Little Free Library First Donation
I was giddy when I left a whisper this month in beautiful Lancaster County, Pennsylvania.
An autographed copy of my book, Listen for the Whispers: Coping with Grief and Learning to Live Again is on the third shelf in the Little Free Library on 316 Miller Street in Strasburg, Pennsylvania.
The promotion of literacy and the love of reading through free book exchanges is an innovative idea. It was started in 2009 in Wisconsin by a man who wanted to pay tribute to his mother, a former school teacher and avid reader. He built a wooden model of a one room school house with a sign that said FREE BOOKS. The concept, ‘Take a Book. Return a Book’ caught on and the goal to build 2,510 Little Free Libraries was quickly reached in August of 2012. Today, the nationally recognized movement has been so successful, that in January of 2015, the registered total numbers of Little Free Libraries was estimated to be nearly 25,000 worldwide. And growing.
I was hoping for a warm spring day to take this drive. But so far, my favorite season had not exactly cooperated. Therefore, I took the first sunny day that came along. It was cool and the buds on the trees shivered and refused to open. Daffodils hid and a few brave crocuses flashed their purple blossoms. I grabbed a jacket and a scarf and a copy of my book and exited with my Map Quest printed directions. I plugged in my GPS for back-up.
I am a country girl at heart. I grew up in a rural setting in upstate New York. The view of open fields brings me peace. The odor of freshly tilled earth and manure inspires me to take a walk. And the outline of cows and horses grazing in pastures provides a reason to stop and stare.
It was Wednesday. Rows of serious black trousers and simple dresses, punctuated by a few colorful quilts and table clothes, waved at me as I drove through the farmland. The Amish routinely divide their chores throughout the work week. It was wash day. The stiff breeze easily dried the damp laundry.
I know to follow the speed limit on the back roads. The blind hills can easily give way to the sudden appearance of a buggy, an open carriage or a line of Amish children pedaling their bikes or powering their metal scooters with one leg. I came upon two buggies that morning. Happily I waited my turn as we shared the asphalt. The familiar silhouette of wide brimmed straw hats inside the black buggy confirmed that it was springtime.
“You have arrived”.
The female voice of my GPS announced my destination. There was little traffic on the streets of Strasburg as I drove south. This picturesque small town provided the backdrop for a scene in the 1985 movie “Witness”. Harrison Ford’s character John Book, a Philadelphia police detective investigating a murder, followed a young witness to an Amish community where Ford immersed himself in the Amish culture and tradition. The filming took place right there in the town of Strasburg.
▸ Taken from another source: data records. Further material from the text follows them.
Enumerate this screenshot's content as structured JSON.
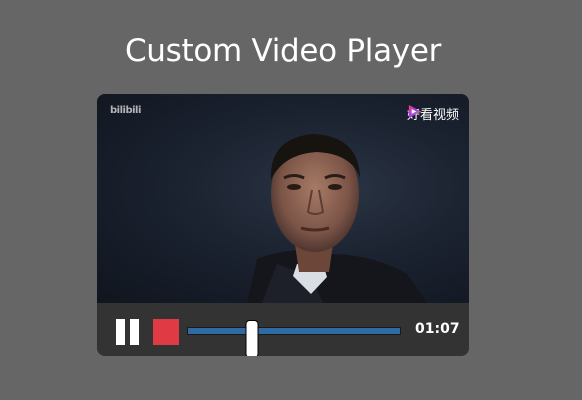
{
  "page": {
    "title": "Custom Video Player"
  },
  "video": {
    "watermark_left": "bilibili",
    "watermark_right": "好看视频",
    "watermark_right_icon": "play-triangle-logo"
  },
  "controls": {
    "pause_icon": "pause-icon",
    "stop_icon": "stop-icon",
    "progress_fraction": 0.3,
    "time": "01:07"
  },
  "colors": {
    "background": "#666666",
    "controls_bg": "#333333",
    "progress": "#2f6aa3",
    "stop": "#e03a45"
  }
}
After creeping along for a few blocks past the center of town, I saw the rectangular wooden box on the front lawn of a lovely home. I pulled the car over next to the sidewalk and read the official plaque tacked to the top of the book container. It displayed the registration number along with an official label that announced Little Free Library
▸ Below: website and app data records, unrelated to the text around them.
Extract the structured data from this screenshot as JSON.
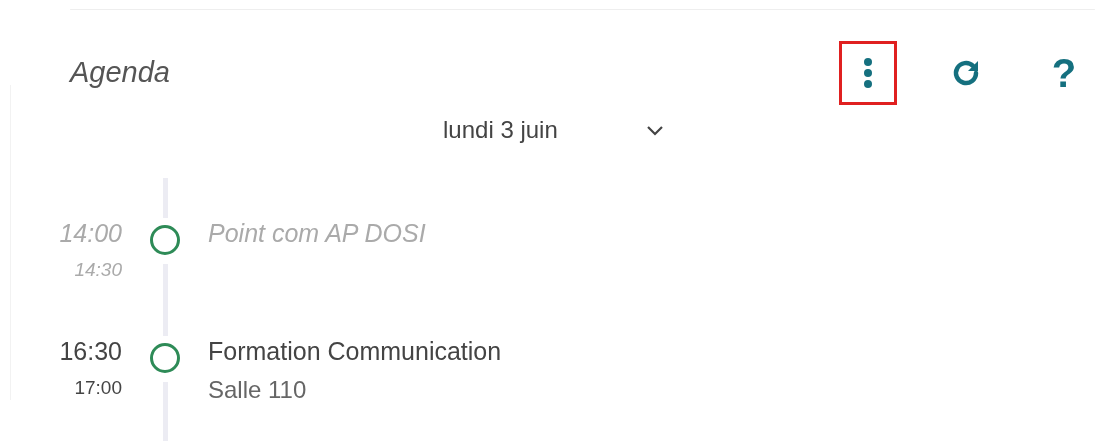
{
  "header": {
    "title": "Agenda",
    "actions": [
      {
        "kind": "more",
        "highlighted": true
      },
      {
        "kind": "refresh",
        "highlighted": false
      },
      {
        "kind": "help",
        "glyph": "?",
        "highlighted": false
      }
    ]
  },
  "date_selector": {
    "value": "lundi 3 juin"
  },
  "events": [
    {
      "start": "14:00",
      "end": "14:30",
      "title": "Point com AP DOSI",
      "past": true
    },
    {
      "start": "16:30",
      "end": "17:00",
      "title": "Formation Communication",
      "location": "Salle 110",
      "past": false
    }
  ]
}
I drove into the driveway and got out of the car with my donation. I did not want to disturb the steward, herself a retired elementary school teacher, so I walked past the front door and I carefully pulled on the round knob of the box. Children’s books, cookbooks, mysteries and the popular best selling book The Help all waited for a chance to be read and shared. I slid my book on the third shelf at eye level. I left the cover facing outward as if to say, “Hello friends, I am new here. May I join you?” Then I closed the door. The heavy latch secured the contents. My book would have a chance to settle in with the other residents and hopefully catch a future visitor’s attention.
I felt satisfied when I got back in the car for my trip home. As a former teacher, I liked the idea of leaving behind a slice of knowledge. As a baby boomer, I was pleased to leave it in a traditional form.
A whisper brought me to Lancaster in 1977. I became a best friend, a wife and a mother. The whisper I left behind that morning was a collection of the difficult lessons I learned in the harsh winter of 1993 when I became a widow.
When I got back in the car, I rolled down the windows. As I picked up speed, the fresh, cool air blew in and fanned my smile. The lines of laundry took a final bow. Cows and horses flashed in my rear view mirror.
Springtime was a perfect season to share my message of hope. Winter was over.The sunshine guided me home through my beloved Lancaster County. My whisper was in good company.
If you know of another Free Little Library that is in need of a whisper, please let me know. I would be happy to take a road trip and share.